In 1797 Napoleon occupied Venice and abolished the Venetian Republic, Poreč came under Austrian rule, and then in 1806 as part of the Illyrian provinces it became part of Napoleon's Empire, after the fall of Napoleon Poreč again became part of Austria as part of the Margraviate of Istria. From 1861, with the imperial patent, Istria gained its self-government and Poreč became the seat of the provincial parliament: the Istrian Parliament (Dietà istriana). The sessions were held in the former Franciscan church. During the 19th century, Poreč became the scene of national ideologies, Italian on the one hand and Croatian on the other. At the same time, the city as well as the whole of Istria is experiencing modernization and economic development, so at the beginning of the 20th century the railway line Poreč - Trieste, better known as Parenzana, was established, and the first hotels were built due to tourism.

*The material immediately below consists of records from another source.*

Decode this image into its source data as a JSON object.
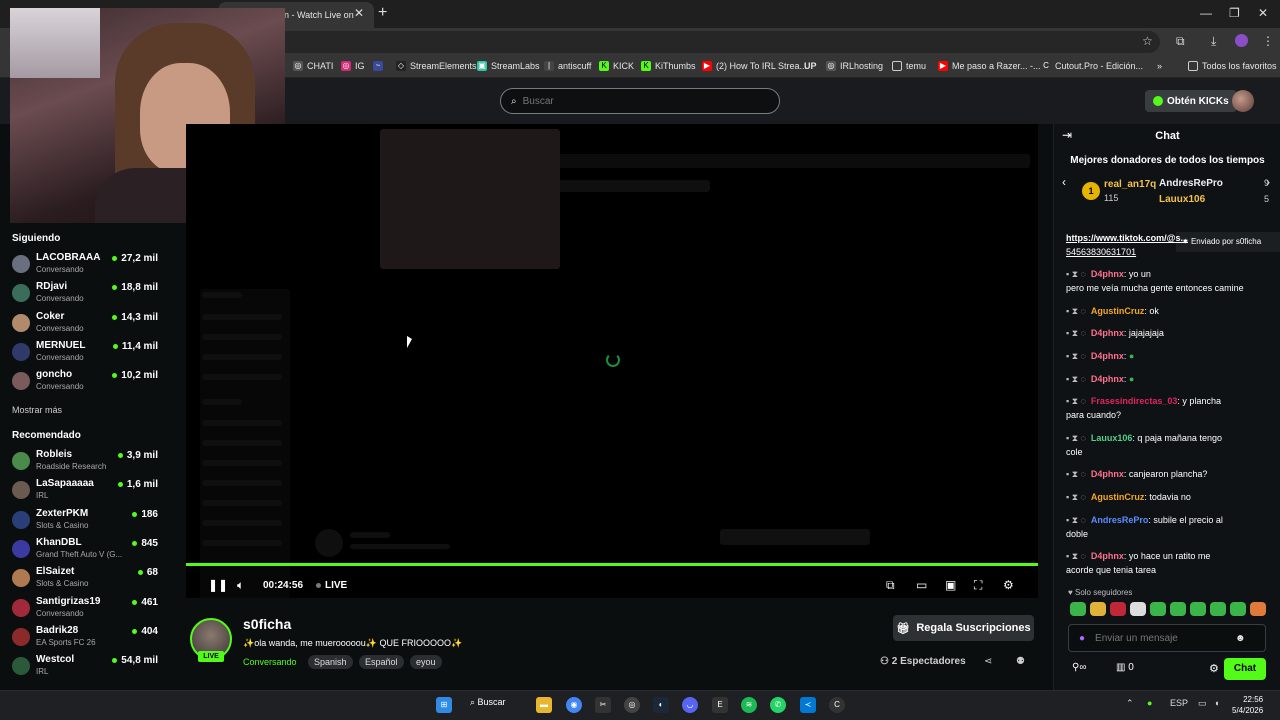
{
  "browser": {
    "active_tab_title": "n - Watch Live on",
    "bookmarks": [
      "CHATI",
      "IG",
      "StreamElements",
      "StreamLabs",
      "antiscuff",
      "KICK",
      "KiThumbs",
      "(2) How To IRL Strea...",
      "UP",
      "IRLhosting",
      "temu",
      "Me paso a Razer... -...",
      "Cutout.Pro - Edición...",
      "Todos los favoritos"
    ]
  },
  "header": {
    "search_placeholder": "Buscar",
    "kicks_label": "Obtén KICKs"
  },
  "sidebar": {
    "following_title": "Siguiendo",
    "following": [
      {
        "name": "LACOBRAAA",
        "category": "Conversando",
        "viewers": "27,2 mil"
      },
      {
        "name": "RDjavi",
        "category": "Conversando",
        "viewers": "18,8 mil"
      },
      {
        "name": "Coker",
        "category": "Conversando",
        "viewers": "14,3 mil"
      },
      {
        "name": "MERNUEL",
        "category": "Conversando",
        "viewers": "11,4 mil"
      },
      {
        "name": "goncho",
        "category": "Conversando",
        "viewers": "10,2 mil"
      }
    ],
    "show_more": "Mostrar más",
    "recommended_title": "Recomendado",
    "recommended": [
      {
        "name": "Robleis",
        "category": "Roadside Research",
        "viewers": "3,9 mil"
      },
      {
        "name": "LaSapaaaaa",
        "category": "IRL",
        "viewers": "1,6 mil"
      },
      {
        "name": "ZexterPKM",
        "category": "Slots & Casino",
        "viewers": "186"
      },
      {
        "name": "KhanDBL",
        "category": "Grand Theft Auto V (G...",
        "viewers": "845"
      },
      {
        "name": "ElSaizet",
        "category": "Slots & Casino",
        "viewers": "68"
      },
      {
        "name": "Santigrizas19",
        "category": "Conversando",
        "viewers": "461"
      },
      {
        "name": "Badrik28",
        "category": "EA Sports FC 26",
        "viewers": "404"
      },
      {
        "name": "Westcol",
        "category": "IRL",
        "viewers": "54,8 mil"
      }
    ]
  },
  "player": {
    "time": "00:24:56",
    "live_label": "LIVE"
  },
  "stream": {
    "streamer": "s0ficha",
    "live_badge": "LIVE",
    "title": "✨ola wanda, me muerooooou✨ QUE FRIOOOOO✨",
    "category": "Conversando",
    "tags": [
      "Spanish",
      "Español",
      "eyou"
    ],
    "gift_label": "Regala Suscripciones",
    "viewers_count": "2",
    "viewers_label": "Espectadores"
  },
  "chat": {
    "title": "Chat",
    "donors_title": "Mejores donadores de todos los tiempos",
    "top_donor": {
      "rank": "1",
      "name": "real_an17q",
      "amount": "115"
    },
    "donors": [
      {
        "name": "AndresRePro",
        "amount": "9",
        "color": "#f0f0f0"
      },
      {
        "name": "Lauux106",
        "amount": "5",
        "color": "#f5c14b"
      }
    ],
    "pinned": "Enviado por  s0ficha",
    "messages": [
      {
        "user": "",
        "text": "https://www.tiktok.com/@s...",
        "text2": "54563830631701",
        "color": "#ffffff"
      },
      {
        "user": "D4phnx",
        "text": ": yo un",
        "text2": "pero me veía mucha gente entonces camine",
        "color": "#ff6f8f"
      },
      {
        "user": "AgustinCruz",
        "text": ": ok",
        "text2": "",
        "color": "#f5a623"
      },
      {
        "user": "D4phnx",
        "text": ": jajajajaja",
        "text2": "",
        "color": "#ff6f8f"
      },
      {
        "user": "D4phnx",
        "text": ":",
        "text2": "",
        "color": "#ff6f8f"
      },
      {
        "user": "D4phnx",
        "text": ":",
        "text2": "",
        "color": "#ff6f8f"
      },
      {
        "user": "Frasesindirectas_03",
        "text": ": y plancha",
        "text2": "para cuando?",
        "color": "#e0245e"
      },
      {
        "user": "Lauux106",
        "text": ": q paja mañana tengo",
        "text2": "cole",
        "color": "#4fd18b"
      },
      {
        "user": "D4phnx",
        "text": ": canjearon plancha?",
        "text2": "",
        "color": "#ff6f8f"
      },
      {
        "user": "AgustinCruz",
        "text": ": todavia no",
        "text2": "",
        "color": "#f5a623"
      },
      {
        "user": "AndresRePro",
        "text": ": subile el precio al",
        "text2": "doble",
        "color": "#5b8cff"
      },
      {
        "user": "D4phnx",
        "text": ": yo hace un ratito me",
        "text2": "acorde que tenia tarea",
        "color": "#ff6f8f"
      }
    ],
    "followers_only": "Solo seguidores",
    "input_placeholder": "Enviar un mensaje",
    "points": "0",
    "send_label": "Chat"
  },
  "taskbar": {
    "search_label": "Buscar",
    "lang": "ESP",
    "time": "22:56",
    "date": "5/4/2026"
  }
}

After the First World War, Austria fell into disrepair and the city came under Italian rule. During the 20 years of administration, the city is in economic decline, primarily tourism, then the Parenzana railway line was abolished. During the Second World War, the city was bombed several times and the city center was severely damaged, the Franciscan monastery and several "insulas" of the Strograd core were destroyed. In 1947, with the Paris Peace Conference, Istria, and with it Poreč, became part of Yugoslavia, and the city itself left between 80% and 90% of its population and went into exile in Italy. The Yugoslav period is characterized by industrialization ("Školjka" fish processing factory) and the construction of tourist facilities.

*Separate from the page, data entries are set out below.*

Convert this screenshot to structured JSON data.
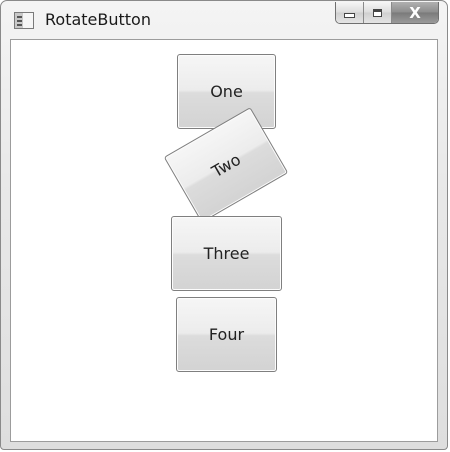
{
  "window": {
    "title": "RotateButton",
    "icon": "app-window-icon",
    "caption_buttons": {
      "minimize": "minimize-icon",
      "maximize": "maximize-icon",
      "close_glyph": "X"
    }
  },
  "buttons": [
    {
      "label": "One",
      "rotation_deg": 0
    },
    {
      "label": "Two",
      "rotation_deg": -30
    },
    {
      "label": "Three",
      "rotation_deg": 0
    },
    {
      "label": "Four",
      "rotation_deg": 0
    }
  ]
}
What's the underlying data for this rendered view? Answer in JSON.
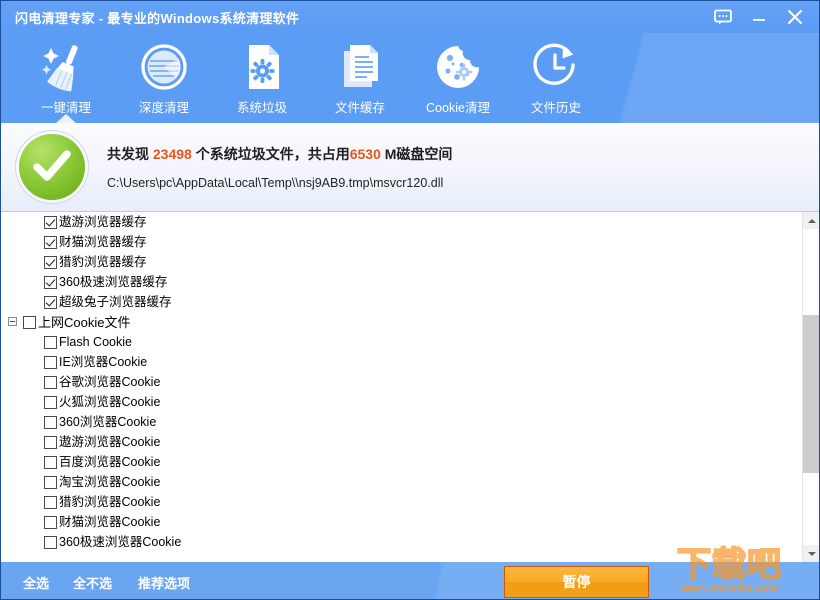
{
  "window": {
    "title": "闪电清理专家 - 最专业的Windows系统清理软件",
    "controls": [
      {
        "name": "feedback",
        "icon": "speech-bubble-icon",
        "label": ""
      },
      {
        "name": "minimize",
        "icon": "minimize-icon",
        "label": ""
      },
      {
        "name": "close",
        "icon": "close-icon",
        "label": ""
      }
    ]
  },
  "toolbar": {
    "tabs": [
      {
        "label": "一键清理",
        "icon": "broom-icon",
        "active": true
      },
      {
        "label": "深度清理",
        "icon": "disc-icon",
        "active": false
      },
      {
        "label": "系统垃圾",
        "icon": "document-gear-icon",
        "active": false
      },
      {
        "label": "文件缓存",
        "icon": "documents-icon",
        "active": false
      },
      {
        "label": "Cookie清理",
        "icon": "cookie-icon",
        "active": false
      },
      {
        "label": "文件历史",
        "icon": "clock-history-icon",
        "active": false
      }
    ]
  },
  "banner": {
    "icon": "green-check-icon",
    "summary_prefix": "共发现 ",
    "file_count": "23498",
    "summary_middle": " 个系统垃圾文件，共占用",
    "size_value": "6530",
    "summary_suffix": " M磁盘空间",
    "current_path": "C:\\Users\\pc\\AppData\\Local\\Temp\\\\nsj9AB9.tmp\\msvcr120.dll",
    "highlight_color": "#e8561b"
  },
  "list": {
    "items": [
      {
        "label": "遨游浏览器缓存",
        "checked": true,
        "level": "child"
      },
      {
        "label": "财猫浏览器缓存",
        "checked": true,
        "level": "child"
      },
      {
        "label": "猎豹浏览器缓存",
        "checked": true,
        "level": "child"
      },
      {
        "label": "360极速浏览器缓存",
        "checked": true,
        "level": "child"
      },
      {
        "label": "超级兔子浏览器缓存",
        "checked": true,
        "level": "child"
      },
      {
        "label": "上网Cookie文件",
        "checked": false,
        "level": "parent",
        "expanded": true
      },
      {
        "label": "Flash Cookie",
        "checked": false,
        "level": "child"
      },
      {
        "label": "IE浏览器Cookie",
        "checked": false,
        "level": "child"
      },
      {
        "label": "谷歌浏览器Cookie",
        "checked": false,
        "level": "child"
      },
      {
        "label": "火狐浏览器Cookie",
        "checked": false,
        "level": "child"
      },
      {
        "label": "360浏览器Cookie",
        "checked": false,
        "level": "child"
      },
      {
        "label": "遨游浏览器Cookie",
        "checked": false,
        "level": "child"
      },
      {
        "label": "百度浏览器Cookie",
        "checked": false,
        "level": "child"
      },
      {
        "label": "淘宝浏览器Cookie",
        "checked": false,
        "level": "child"
      },
      {
        "label": "猎豹浏览器Cookie",
        "checked": false,
        "level": "child"
      },
      {
        "label": "财猫浏览器Cookie",
        "checked": false,
        "level": "child"
      },
      {
        "label": "360极速浏览器Cookie",
        "checked": false,
        "level": "child"
      }
    ]
  },
  "bottom": {
    "select_all": "全选",
    "select_none": "全不选",
    "recommended": "推荐选项",
    "action_button": "暂停"
  },
  "watermark": {
    "top_text": "下载吧",
    "bottom_text": "www.xiazaiba.com"
  },
  "colors": {
    "accent_blue": "#5b9cf4",
    "action_orange": "#f9ab24",
    "highlight_orange": "#e8561b",
    "check_green": "#8fcc3b"
  }
}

In 1991, there was a change at the state level when Croatia declared independence from Yugoslavia and Poreč entered the 21st century as part of Croatia.
Poreč is located at 45.2258 degrees north latitude
and 13.593 degrees east longitude. It lies at an altitude of 29
The city, which is almost two thousand years old, is located in the port, which is protected from the sea by the island of Sveti Nikola. According to the 2011 census, the city itself has 9,790 inhabitants, most of whom live in the suburbs. The city of Poreč as a whole has a total population of 16,696 according to the same census from 2011.
The city of Porec has three islands and / or islets that are classified in the category MPNNo (small, occasionally inhabited and uninhabited islands and islets): Altijež, Regata, Sveti Nikola and six smaller altitudes (rocks of different shapes and sizes): Barbaran, Butaceja , Karbula, Safarel, Žontuja and Žontujić.
The Poreč region or Poreč region covers 142 km², with a coast 37 km long, from the river Mirna near Novigrad in the north to Funtana and Vrsar in the south. Apart from the city of Poreč itself, the municipalities of Funtana, Kaštelir-Labinci, Sveti Lovreč, Tar-Vabriga, Višnjan, Vrsar and Vižinada belong to Poreč.
The climate is very mild, without summer heat. August is the warmest month with an average of 30 ° C and low humidity, and January the coldest, with an average of 5 ° C. The city has more than 3850 hours of sunshine a year, which is an average of more than 10 hours of sunshine on a summer day. The sea temperature can rise up to 28 ° C, which is higher than the temperatures in southern Croatia. The average annual rainfall of 920 mm is evenly distributed throughout the year. In Poreč, the bora blows from the north and in winter brings cold and sunny weather, the south, the warm wind that brings rain from the south, and the mistral, the summer breeze that blows from the sea to the mainland.
Nearby is the Baredine Cave, the only open geological monument in Istria. The Lim Channel is a sea bay like a fjord that enters the interior 12 km, and was created due to the action of the river Pazinčica. It sometimes contains boulders of quartz that expose the action of the sea.
The landscape has rich Mediterranean vegetation, with pine forests and green macchia. The soil is made up of fertile red earth, red soil, along with stones. Crljenica is good for agriculture (cereals, orchards, olive groves, vegetable gardens). Today, the production of organic food, olives, grapes, quality wines such as Malvasia, Borgonja, Merlot, Pinot and Teran, is an important part of Poreč's economy.